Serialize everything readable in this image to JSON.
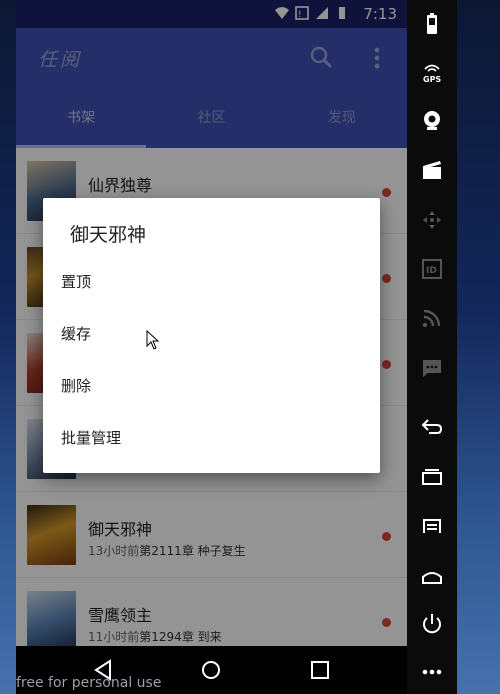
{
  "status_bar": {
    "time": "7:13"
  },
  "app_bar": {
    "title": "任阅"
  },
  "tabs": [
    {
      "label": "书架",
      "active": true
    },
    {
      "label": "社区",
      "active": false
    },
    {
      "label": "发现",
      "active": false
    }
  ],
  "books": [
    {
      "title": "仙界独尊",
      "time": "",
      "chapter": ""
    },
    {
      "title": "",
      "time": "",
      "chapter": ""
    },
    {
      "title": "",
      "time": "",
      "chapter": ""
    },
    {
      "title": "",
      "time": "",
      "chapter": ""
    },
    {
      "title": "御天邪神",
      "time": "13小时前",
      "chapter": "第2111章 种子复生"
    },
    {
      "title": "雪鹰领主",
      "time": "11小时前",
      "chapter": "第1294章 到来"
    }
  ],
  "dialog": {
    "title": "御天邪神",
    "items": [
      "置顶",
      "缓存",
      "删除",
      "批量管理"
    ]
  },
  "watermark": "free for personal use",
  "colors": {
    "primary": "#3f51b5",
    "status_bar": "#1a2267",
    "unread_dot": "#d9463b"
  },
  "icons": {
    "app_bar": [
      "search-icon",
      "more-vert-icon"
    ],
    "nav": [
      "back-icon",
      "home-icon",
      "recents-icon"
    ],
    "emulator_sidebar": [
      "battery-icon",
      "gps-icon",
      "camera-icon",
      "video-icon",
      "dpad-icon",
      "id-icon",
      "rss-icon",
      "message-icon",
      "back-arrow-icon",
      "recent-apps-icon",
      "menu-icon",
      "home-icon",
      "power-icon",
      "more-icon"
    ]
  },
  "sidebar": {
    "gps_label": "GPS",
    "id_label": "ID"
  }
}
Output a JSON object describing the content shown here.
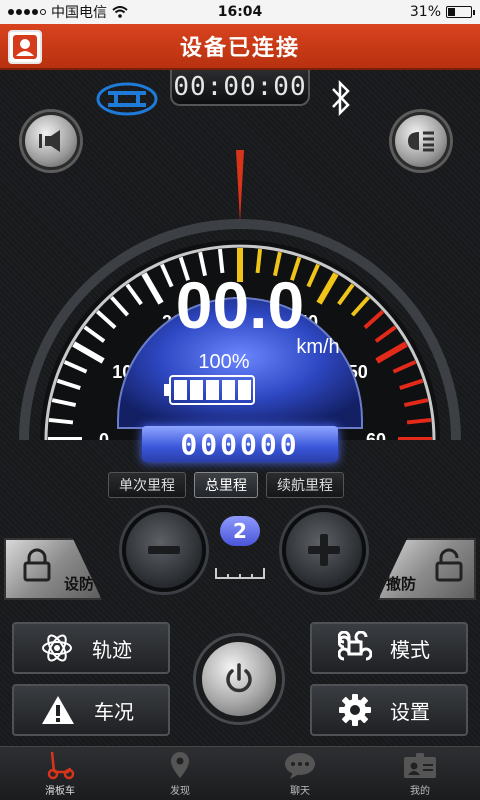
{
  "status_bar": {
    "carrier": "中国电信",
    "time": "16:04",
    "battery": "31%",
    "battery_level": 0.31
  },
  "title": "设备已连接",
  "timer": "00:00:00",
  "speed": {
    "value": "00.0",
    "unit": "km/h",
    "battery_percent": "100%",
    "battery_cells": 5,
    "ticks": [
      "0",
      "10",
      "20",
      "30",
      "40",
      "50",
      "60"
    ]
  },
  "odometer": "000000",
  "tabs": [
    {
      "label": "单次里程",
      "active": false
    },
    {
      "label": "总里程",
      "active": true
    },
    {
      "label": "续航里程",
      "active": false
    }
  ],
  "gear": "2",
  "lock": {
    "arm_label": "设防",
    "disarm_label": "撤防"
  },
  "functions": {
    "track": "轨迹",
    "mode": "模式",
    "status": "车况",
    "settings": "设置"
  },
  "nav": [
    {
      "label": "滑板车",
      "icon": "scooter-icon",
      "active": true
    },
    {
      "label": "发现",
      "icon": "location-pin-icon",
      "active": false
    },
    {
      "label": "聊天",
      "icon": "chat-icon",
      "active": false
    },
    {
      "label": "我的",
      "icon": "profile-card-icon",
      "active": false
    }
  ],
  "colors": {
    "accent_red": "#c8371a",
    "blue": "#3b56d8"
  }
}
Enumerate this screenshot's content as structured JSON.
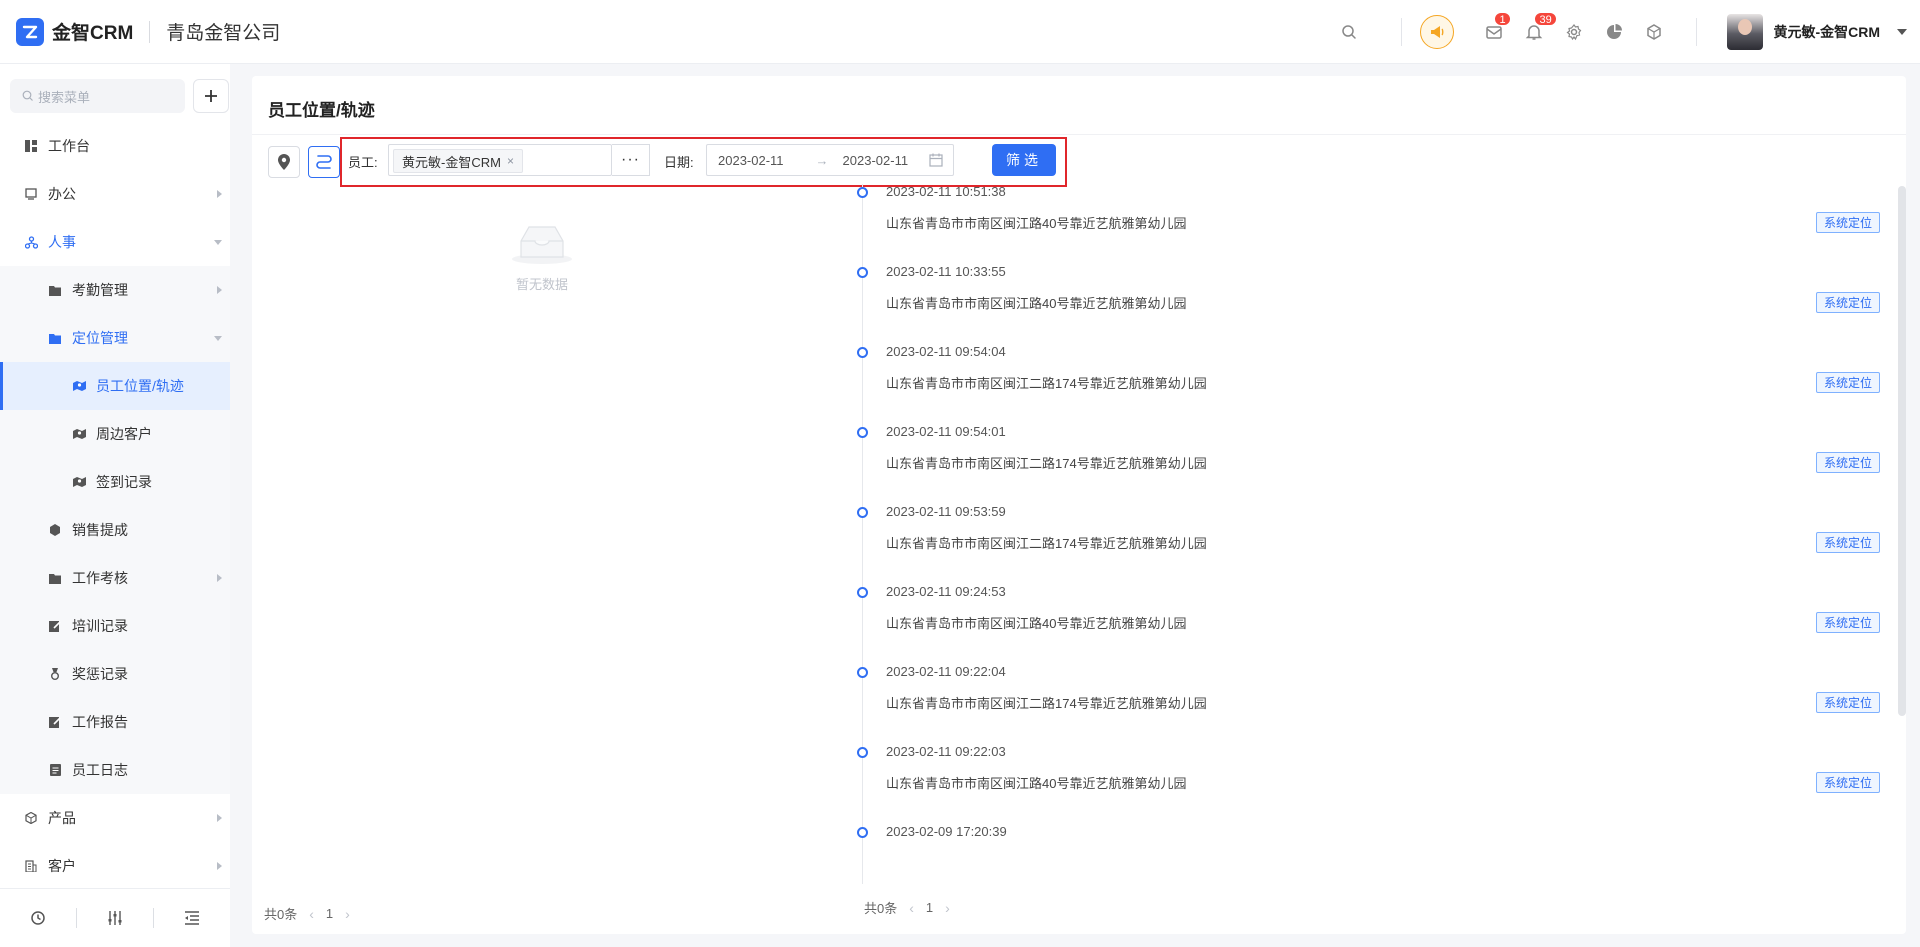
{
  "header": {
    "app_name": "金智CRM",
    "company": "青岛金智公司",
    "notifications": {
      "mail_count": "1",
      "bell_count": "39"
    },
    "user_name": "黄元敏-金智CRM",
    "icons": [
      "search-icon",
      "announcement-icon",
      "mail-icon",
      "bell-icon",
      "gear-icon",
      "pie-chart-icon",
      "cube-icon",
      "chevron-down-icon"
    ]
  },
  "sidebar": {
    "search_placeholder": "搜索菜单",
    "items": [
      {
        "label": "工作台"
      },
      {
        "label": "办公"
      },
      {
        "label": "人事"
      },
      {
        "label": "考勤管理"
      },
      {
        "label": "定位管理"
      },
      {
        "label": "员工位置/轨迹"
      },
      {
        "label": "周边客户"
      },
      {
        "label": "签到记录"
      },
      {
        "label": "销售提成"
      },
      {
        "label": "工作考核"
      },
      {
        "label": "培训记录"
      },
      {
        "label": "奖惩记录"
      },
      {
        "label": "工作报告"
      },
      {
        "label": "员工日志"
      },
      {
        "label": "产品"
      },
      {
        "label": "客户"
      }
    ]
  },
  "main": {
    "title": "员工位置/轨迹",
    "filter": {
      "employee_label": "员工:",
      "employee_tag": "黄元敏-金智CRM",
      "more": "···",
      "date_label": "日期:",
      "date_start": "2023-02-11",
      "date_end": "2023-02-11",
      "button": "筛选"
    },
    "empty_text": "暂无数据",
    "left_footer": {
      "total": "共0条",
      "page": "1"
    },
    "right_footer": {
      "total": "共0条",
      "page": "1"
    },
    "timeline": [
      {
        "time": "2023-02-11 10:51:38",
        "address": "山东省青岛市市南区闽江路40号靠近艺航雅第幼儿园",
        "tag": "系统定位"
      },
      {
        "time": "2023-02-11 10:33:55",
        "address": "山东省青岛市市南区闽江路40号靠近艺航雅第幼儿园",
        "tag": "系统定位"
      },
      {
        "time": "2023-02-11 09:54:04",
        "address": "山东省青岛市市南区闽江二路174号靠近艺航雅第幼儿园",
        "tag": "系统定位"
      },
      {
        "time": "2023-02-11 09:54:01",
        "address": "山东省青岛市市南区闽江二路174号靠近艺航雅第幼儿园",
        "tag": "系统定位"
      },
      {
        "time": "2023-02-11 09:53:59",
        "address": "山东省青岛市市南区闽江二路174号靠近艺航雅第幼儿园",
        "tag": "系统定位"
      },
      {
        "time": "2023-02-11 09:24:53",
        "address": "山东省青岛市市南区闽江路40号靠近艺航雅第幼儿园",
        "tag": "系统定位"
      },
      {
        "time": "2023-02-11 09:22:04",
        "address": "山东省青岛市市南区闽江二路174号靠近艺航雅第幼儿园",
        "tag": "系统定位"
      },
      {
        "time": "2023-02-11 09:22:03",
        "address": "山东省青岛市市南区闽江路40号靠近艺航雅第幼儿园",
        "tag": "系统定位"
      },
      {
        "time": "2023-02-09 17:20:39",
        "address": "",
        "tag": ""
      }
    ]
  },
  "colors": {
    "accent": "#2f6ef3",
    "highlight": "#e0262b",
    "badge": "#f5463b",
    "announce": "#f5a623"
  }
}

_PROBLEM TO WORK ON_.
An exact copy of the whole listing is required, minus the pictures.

_TASK SOLUTION_.
Serialize everything readable in this image to JSON.
{
  "status_bar": {
    "time": "7:13"
  },
  "app_bar": {
    "title": "任阅"
  },
  "tabs": [
    {
      "label": "书架",
      "active": true
    },
    {
      "label": "社区",
      "active": false
    },
    {
      "label": "发现",
      "active": false
    }
  ],
  "books": [
    {
      "title": "仙界独尊",
      "time": "",
      "chapter": ""
    },
    {
      "title": "",
      "time": "",
      "chapter": ""
    },
    {
      "title": "",
      "time": "",
      "chapter": ""
    },
    {
      "title": "",
      "time": "",
      "chapter": ""
    },
    {
      "title": "御天邪神",
      "time": "13小时前",
      "chapter": "第2111章 种子复生"
    },
    {
      "title": "雪鹰领主",
      "time": "11小时前",
      "chapter": "第1294章 到来"
    }
  ],
  "dialog": {
    "title": "御天邪神",
    "items": [
      "置顶",
      "缓存",
      "删除",
      "批量管理"
    ]
  },
  "watermark": "free for personal use",
  "colors": {
    "primary": "#3f51b5",
    "status_bar": "#1a2267",
    "unread_dot": "#d9463b"
  },
  "icons": {
    "app_bar": [
      "search-icon",
      "more-vert-icon"
    ],
    "nav": [
      "back-icon",
      "home-icon",
      "recents-icon"
    ],
    "emulator_sidebar": [
      "battery-icon",
      "gps-icon",
      "camera-icon",
      "video-icon",
      "dpad-icon",
      "id-icon",
      "rss-icon",
      "message-icon",
      "back-arrow-icon",
      "recent-apps-icon",
      "menu-icon",
      "home-icon",
      "power-icon",
      "more-icon"
    ]
  },
  "sidebar": {
    "gps_label": "GPS",
    "id_label": "ID"
  }
}
Output a JSON object describing the content shown here.
{
  "status_bar": {
    "carrier": "中国电信",
    "time": "16:04",
    "battery": "31%",
    "battery_level": 0.31
  },
  "title": "设备已连接",
  "timer": "00:00:00",
  "speed": {
    "value": "00.0",
    "unit": "km/h",
    "battery_percent": "100%",
    "battery_cells": 5,
    "ticks": [
      "0",
      "10",
      "20",
      "30",
      "40",
      "50",
      "60"
    ]
  },
  "odometer": "000000",
  "tabs": [
    {
      "label": "单次里程",
      "active": false
    },
    {
      "label": "总里程",
      "active": true
    },
    {
      "label": "续航里程",
      "active": false
    }
  ],
  "gear": "2",
  "lock": {
    "arm_label": "设防",
    "disarm_label": "撤防"
  },
  "functions": {
    "track": "轨迹",
    "mode": "模式",
    "status": "车况",
    "settings": "设置"
  },
  "nav": [
    {
      "label": "滑板车",
      "icon": "scooter-icon",
      "active": true
    },
    {
      "label": "发现",
      "icon": "location-pin-icon",
      "active": false
    },
    {
      "label": "聊天",
      "icon": "chat-icon",
      "active": false
    },
    {
      "label": "我的",
      "icon": "profile-card-icon",
      "active": false
    }
  ],
  "colors": {
    "accent_red": "#c8371a",
    "blue": "#3b56d8"
  }
}
Enumerate this screenshot's content as structured JSON.
{
  "header": {
    "app_name": "金智CRM",
    "company": "青岛金智公司",
    "notifications": {
      "mail_count": "1",
      "bell_count": "39"
    },
    "user_name": "黄元敏-金智CRM",
    "icons": [
      "search-icon",
      "announcement-icon",
      "mail-icon",
      "bell-icon",
      "gear-icon",
      "pie-chart-icon",
      "cube-icon",
      "chevron-down-icon"
    ]
  },
  "sidebar": {
    "search_placeholder": "搜索菜单",
    "items": [
      {
        "label": "工作台"
      },
      {
        "label": "办公"
      },
      {
        "label": "人事"
      },
      {
        "label": "考勤管理"
      },
      {
        "label": "定位管理"
      },
      {
        "label": "员工位置/轨迹"
      },
      {
        "label": "周边客户"
      },
      {
        "label": "签到记录"
      },
      {
        "label": "销售提成"
      },
      {
        "label": "工作考核"
      },
      {
        "label": "培训记录"
      },
      {
        "label": "奖惩记录"
      },
      {
        "label": "工作报告"
      },
      {
        "label": "员工日志"
      },
      {
        "label": "产品"
      },
      {
        "label": "客户"
      }
    ]
  },
  "main": {
    "title": "员工位置/轨迹",
    "filter": {
      "employee_label": "员工:",
      "employee_tag": "黄元敏-金智CRM",
      "more": "···",
      "date_label": "日期:",
      "date_start": "2023-02-11",
      "date_end": "2023-02-11",
      "button": "筛选"
    },
    "empty_text": "暂无数据",
    "left_footer": {
      "total": "共0条",
      "page": "1"
    },
    "right_footer": {
      "total": "共0条",
      "page": "1"
    },
    "timeline": [
      {
        "time": "2023-02-11 10:51:38",
        "address": "山东省青岛市市南区闽江路40号靠近艺航雅第幼儿园",
        "tag": "系统定位"
      },
      {
        "time": "2023-02-11 10:33:55",
        "address": "山东省青岛市市南区闽江路40号靠近艺航雅第幼儿园",
        "tag": "系统定位"
      },
      {
        "time": "2023-02-11 09:54:04",
        "address": "山东省青岛市市南区闽江二路174号靠近艺航雅第幼儿园",
        "tag": "系统定位"
      },
      {
        "time": "2023-02-11 09:54:01",
        "address": "山东省青岛市市南区闽江二路174号靠近艺航雅第幼儿园",
        "tag": "系统定位"
      },
      {
        "time": "2023-02-11 09:53:59",
        "address": "山东省青岛市市南区闽江二路174号靠近艺航雅第幼儿园",
        "tag": "系统定位"
      },
      {
        "time": "2023-02-11 09:24:53",
        "address": "山东省青岛市市南区闽江路40号靠近艺航雅第幼儿园",
        "tag": "系统定位"
      },
      {
        "time": "2023-02-11 09:22:04",
        "address": "山东省青岛市市南区闽江二路174号靠近艺航雅第幼儿园",
        "tag": "系统定位"
      },
      {
        "time": "2023-02-11 09:22:03",
        "address": "山东省青岛市市南区闽江路40号靠近艺航雅第幼儿园",
        "tag": "系统定位"
      },
      {
        "time": "2023-02-09 17:20:39",
        "address": "",
        "tag": ""
      }
    ]
  },
  "colors": {
    "accent": "#2f6ef3",
    "highlight": "#e0262b",
    "badge": "#f5463b",
    "announce": "#f5a623"
  }
}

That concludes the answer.